6. Having an Easy Card is pretty much the way to go
I rarely ride the MRT here in the Philippines so I’m used to paying for one-time fares instead of getting my own card. In Taiwan, I skipped getting the long-term Taipei Passes since I was also confident I wouldn’t use it up anyway, and insisted on getting one of those short-term reloadable ones which I would load up every other day. I later found out that I could also use it for the buses and even pay for items at 7-Elevens and other stores! I don’t use a wallet so my cash is pretty much all over my pocket, but I had it easier when I could just put the money into the card and use it for almost everything I needed to pay for.
7. Other cities are easily accessible via the THSR train
Since I brought my work with me, I decided to plan some days when I could simply sit in front of my laptop and just go out for meals. I got used to this habit that when I had the chance to leave my work on weekends and my approved days for leave, I pretty much spent most of my time in nearby areas in Taipei, and going only as far as the northern and northeastern coasts in my two weeks in the country. I’ve read about some interesting places located outside the capital from a tourism workshop I attended for Taiwan weeks prior to my trip, but I ended up ignoring them to avoid the hassles in travelling out of the city which was, in fact, pretty convenient.
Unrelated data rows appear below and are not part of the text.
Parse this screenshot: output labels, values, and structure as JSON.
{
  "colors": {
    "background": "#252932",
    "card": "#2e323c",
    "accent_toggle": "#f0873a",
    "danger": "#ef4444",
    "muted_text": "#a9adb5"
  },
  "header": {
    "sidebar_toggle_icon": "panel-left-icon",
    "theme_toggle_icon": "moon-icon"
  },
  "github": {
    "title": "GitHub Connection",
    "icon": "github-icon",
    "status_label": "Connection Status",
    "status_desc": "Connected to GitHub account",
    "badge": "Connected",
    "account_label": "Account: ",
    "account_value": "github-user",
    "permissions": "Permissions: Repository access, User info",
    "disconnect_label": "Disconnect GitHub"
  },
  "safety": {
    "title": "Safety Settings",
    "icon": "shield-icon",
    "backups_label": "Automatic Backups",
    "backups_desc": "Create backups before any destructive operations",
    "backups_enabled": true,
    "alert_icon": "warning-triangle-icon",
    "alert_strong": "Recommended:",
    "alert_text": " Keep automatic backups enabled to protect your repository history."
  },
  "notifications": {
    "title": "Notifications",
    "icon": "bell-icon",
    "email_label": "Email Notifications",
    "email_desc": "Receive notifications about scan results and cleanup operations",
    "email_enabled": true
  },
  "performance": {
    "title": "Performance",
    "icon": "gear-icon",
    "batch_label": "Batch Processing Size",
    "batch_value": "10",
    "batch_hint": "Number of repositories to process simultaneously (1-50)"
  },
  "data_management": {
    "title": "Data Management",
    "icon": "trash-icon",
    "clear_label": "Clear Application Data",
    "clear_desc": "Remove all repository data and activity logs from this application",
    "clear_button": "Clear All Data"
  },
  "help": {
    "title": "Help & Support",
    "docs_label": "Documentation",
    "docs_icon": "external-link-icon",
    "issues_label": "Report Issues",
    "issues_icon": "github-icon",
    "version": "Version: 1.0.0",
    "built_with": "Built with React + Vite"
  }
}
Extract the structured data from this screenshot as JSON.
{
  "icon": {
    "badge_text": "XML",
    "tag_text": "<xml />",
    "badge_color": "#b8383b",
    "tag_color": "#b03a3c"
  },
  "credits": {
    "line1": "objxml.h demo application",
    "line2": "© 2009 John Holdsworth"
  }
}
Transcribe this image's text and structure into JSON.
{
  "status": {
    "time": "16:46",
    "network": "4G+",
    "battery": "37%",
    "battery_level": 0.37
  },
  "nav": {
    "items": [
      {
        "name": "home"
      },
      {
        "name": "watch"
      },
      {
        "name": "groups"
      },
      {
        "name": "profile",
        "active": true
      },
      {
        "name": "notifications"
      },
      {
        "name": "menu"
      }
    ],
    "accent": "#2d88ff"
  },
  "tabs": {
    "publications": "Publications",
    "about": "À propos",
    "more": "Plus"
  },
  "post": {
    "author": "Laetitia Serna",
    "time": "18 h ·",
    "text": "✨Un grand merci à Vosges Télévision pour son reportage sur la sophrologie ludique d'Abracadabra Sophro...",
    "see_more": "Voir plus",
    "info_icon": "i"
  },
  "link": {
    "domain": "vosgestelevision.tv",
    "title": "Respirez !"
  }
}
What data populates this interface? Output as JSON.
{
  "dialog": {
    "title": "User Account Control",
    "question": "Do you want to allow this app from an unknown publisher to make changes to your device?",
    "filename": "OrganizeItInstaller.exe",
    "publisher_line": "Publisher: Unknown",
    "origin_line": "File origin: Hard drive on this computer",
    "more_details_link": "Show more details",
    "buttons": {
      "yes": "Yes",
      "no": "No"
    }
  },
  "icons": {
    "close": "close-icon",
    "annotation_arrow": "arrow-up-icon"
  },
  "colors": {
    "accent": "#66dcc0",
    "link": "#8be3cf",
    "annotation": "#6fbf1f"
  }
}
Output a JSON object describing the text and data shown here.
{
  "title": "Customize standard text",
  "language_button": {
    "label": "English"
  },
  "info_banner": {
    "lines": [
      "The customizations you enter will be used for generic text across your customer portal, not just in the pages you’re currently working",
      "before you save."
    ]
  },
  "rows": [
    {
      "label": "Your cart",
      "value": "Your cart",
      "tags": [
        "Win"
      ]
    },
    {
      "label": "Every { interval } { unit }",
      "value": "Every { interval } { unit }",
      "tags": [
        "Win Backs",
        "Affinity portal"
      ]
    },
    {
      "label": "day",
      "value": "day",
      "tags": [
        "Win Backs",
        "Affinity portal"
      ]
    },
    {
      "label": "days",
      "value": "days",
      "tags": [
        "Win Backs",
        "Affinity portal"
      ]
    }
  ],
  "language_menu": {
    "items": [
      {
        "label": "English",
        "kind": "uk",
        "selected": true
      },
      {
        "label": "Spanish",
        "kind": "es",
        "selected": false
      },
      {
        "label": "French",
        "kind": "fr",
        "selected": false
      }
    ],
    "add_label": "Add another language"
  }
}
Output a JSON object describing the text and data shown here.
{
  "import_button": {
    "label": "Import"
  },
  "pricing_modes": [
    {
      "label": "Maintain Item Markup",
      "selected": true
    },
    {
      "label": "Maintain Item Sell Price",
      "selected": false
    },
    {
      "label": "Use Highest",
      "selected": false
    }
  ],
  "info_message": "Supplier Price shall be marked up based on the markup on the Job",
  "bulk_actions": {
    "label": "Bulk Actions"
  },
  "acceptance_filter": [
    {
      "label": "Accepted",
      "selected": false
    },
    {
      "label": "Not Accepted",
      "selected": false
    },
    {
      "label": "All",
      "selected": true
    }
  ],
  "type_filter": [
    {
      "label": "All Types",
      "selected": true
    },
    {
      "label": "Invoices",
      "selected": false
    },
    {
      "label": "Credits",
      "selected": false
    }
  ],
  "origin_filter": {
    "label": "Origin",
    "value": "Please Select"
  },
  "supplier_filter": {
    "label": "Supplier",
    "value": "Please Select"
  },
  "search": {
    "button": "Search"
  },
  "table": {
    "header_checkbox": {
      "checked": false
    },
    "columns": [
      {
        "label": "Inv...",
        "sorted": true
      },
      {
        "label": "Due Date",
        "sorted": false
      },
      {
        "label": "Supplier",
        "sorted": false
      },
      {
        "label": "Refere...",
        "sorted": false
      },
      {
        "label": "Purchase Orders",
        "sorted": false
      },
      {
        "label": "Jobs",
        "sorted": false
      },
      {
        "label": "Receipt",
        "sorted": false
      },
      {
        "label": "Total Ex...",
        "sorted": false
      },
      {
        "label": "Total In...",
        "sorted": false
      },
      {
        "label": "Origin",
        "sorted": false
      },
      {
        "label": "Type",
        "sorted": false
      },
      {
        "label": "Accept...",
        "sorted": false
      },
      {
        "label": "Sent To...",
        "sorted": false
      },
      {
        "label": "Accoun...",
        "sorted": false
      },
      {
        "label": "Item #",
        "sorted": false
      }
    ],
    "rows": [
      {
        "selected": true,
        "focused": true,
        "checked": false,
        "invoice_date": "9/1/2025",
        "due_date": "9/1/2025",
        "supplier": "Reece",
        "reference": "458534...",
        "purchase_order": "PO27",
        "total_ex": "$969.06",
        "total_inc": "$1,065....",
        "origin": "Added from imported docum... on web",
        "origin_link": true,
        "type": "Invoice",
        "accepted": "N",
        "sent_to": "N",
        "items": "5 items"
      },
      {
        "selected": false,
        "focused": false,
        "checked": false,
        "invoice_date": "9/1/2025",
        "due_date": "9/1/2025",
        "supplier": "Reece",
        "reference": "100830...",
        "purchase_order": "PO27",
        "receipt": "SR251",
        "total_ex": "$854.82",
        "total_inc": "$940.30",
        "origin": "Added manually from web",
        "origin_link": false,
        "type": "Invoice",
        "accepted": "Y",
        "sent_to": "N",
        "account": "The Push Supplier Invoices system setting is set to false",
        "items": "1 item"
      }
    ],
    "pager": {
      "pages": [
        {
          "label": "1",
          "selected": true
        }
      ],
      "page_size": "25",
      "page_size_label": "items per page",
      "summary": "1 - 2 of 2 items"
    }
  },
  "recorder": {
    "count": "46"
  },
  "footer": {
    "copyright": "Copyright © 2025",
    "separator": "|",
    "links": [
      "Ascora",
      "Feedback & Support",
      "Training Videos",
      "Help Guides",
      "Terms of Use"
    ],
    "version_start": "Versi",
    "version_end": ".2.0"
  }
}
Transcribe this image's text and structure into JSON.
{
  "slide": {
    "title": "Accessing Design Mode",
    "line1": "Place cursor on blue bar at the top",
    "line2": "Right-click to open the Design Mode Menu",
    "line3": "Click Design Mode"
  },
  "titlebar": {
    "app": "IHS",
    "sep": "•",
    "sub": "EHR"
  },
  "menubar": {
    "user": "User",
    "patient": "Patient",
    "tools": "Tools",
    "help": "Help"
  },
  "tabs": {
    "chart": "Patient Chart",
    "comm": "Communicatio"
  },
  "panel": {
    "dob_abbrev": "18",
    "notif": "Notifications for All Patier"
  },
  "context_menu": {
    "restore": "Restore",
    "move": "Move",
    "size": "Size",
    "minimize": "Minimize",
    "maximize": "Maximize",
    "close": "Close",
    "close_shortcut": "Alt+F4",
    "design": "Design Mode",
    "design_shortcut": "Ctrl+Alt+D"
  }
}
After these scenarios, you could say that yes, I definitely did not plan and research as well as I should have and I will not argue with you on that. Amidst all these mistakes and late realisations, Taiwan now has an even more special place in my heart and I’m happy I was able to work things out according to my resources and made my trip a memorable one after all.